This new generation of activists' most pernicious enemy is denial. The people in charge — complacent politicians and corporation heads who grossly benefit from maintaining the status quo — are buffered from real-life consequences of climate change. But millions of people don't share that privilege. For them, climate change isn't an abstract concept, but a daily state of emergency, whether it comes in the form of "prolonged drought in sub-Saharan Africa…devastating tropical storms sweeping across Southeast Asia, the Caribbean and the Pacific…[or] heatwaves and wildfires," as Amnesty International reportsare all too real problems people are facing on a regular basis.

RELATED: Greta Thunberg urges people to turn to nature to combat climate change

Keep Reading Show less
The Planet

Millions of people in over 150 countries across the globe marched for lawmakers and corporations to take action to help stop climate change on Friday, September 20.

The Climate Strikes were organized by children around the world as an extension of the of the "Fridays for Future" campaign. Students have been walking out of classrooms on Fridays to speak out about political inaction surrounding the climate crisis.

"We need to act right now to stop burning fossil fuels and ensure a rapid energy revolution with equity, reparations and climate justice at its heart," organizers say.

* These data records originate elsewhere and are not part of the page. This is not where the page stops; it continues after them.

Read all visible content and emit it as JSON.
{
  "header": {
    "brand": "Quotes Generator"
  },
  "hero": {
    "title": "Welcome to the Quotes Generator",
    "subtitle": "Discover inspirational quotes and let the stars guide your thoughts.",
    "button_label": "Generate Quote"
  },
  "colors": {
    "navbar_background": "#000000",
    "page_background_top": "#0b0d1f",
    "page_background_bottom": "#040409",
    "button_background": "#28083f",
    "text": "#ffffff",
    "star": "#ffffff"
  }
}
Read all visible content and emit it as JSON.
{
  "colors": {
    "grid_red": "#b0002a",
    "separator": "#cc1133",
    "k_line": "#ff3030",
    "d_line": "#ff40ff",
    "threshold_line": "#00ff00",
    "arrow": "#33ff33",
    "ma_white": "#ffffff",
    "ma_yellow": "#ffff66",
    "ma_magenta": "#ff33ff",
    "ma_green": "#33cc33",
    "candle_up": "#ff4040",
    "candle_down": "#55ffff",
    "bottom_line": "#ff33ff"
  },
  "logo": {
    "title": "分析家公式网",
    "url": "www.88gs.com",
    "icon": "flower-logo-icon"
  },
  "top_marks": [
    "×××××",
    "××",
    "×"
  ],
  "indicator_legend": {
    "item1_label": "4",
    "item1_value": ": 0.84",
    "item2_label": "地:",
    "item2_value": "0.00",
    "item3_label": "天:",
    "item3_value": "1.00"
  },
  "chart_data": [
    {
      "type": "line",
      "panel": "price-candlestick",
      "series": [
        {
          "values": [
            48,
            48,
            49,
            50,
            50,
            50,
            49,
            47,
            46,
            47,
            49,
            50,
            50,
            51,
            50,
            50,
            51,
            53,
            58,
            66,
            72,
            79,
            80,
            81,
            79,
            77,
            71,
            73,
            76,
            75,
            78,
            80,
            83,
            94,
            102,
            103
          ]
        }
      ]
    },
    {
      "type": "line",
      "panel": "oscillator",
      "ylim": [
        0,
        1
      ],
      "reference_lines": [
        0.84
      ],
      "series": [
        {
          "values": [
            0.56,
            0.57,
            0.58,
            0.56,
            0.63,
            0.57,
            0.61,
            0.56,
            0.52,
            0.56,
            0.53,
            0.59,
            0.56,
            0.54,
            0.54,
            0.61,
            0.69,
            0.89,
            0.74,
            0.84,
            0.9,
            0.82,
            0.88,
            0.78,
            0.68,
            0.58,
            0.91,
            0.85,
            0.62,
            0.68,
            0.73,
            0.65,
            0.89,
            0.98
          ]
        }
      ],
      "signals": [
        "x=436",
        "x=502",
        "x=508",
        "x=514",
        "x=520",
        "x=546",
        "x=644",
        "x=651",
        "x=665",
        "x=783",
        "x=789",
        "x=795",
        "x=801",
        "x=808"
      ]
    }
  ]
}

There's no doubt the visual images from the marches send a powerful message to those on the ground but especially those watching from around the world. GOOD's own Gabriel Reilich was on the scene for the largest of the Climate Strikes. Here are 18 of the best signs from the Climate Strike march in New York City.

Keep Reading Show less

September 20th marks the beginning of a pivotal push for the future of our planet. The Global Climate Strike will set the stage for the United Nations Climate Action Summit, where more than 60 nations are expected to build upon their commitment to 2015's Paris Agreement for combating climate change.

Millions of people are expected to take part in an estimated 4,000 events across 130 countries.

Keep Reading Show less
The Planet
via Apple

When the iPhone 11 debuted on September 10, it was met with less enthusiasm than the usual iPhone release. A lot of techies are holding off purchasing the latest gadget until Apple releases a phone with 5G technology.

Major US phone carriers have yet to build out the infrastructure necessary to provide a consistent 5G experience, so Apple didn't feel it necessary to integrate the technology into its latest iPhone.

A dramatic new feature on the iPhone 11 Pro is its three camera lenses. The three lenses give users the the original wide, plus ultrawide and telephoto options.

Keep Reading Show less
via I love butter / Flickr

We often dismiss our dreams as nonsensical dispatches from the mind while we're deep asleep. But recent research proves that our dreams can definitely affect our waking lives.

People often dream about their significant others and studies show it actually affects how we behave towads them the next day.

"A lot of people don't pay attention to their dreams and are unaware of the impact they have on their state of mind," said Dylan Selterman, psychology lecturer at the University of Maryland, says according to The Huffington Post. "Now we have evidence that there is this association."

Keep Reading Show less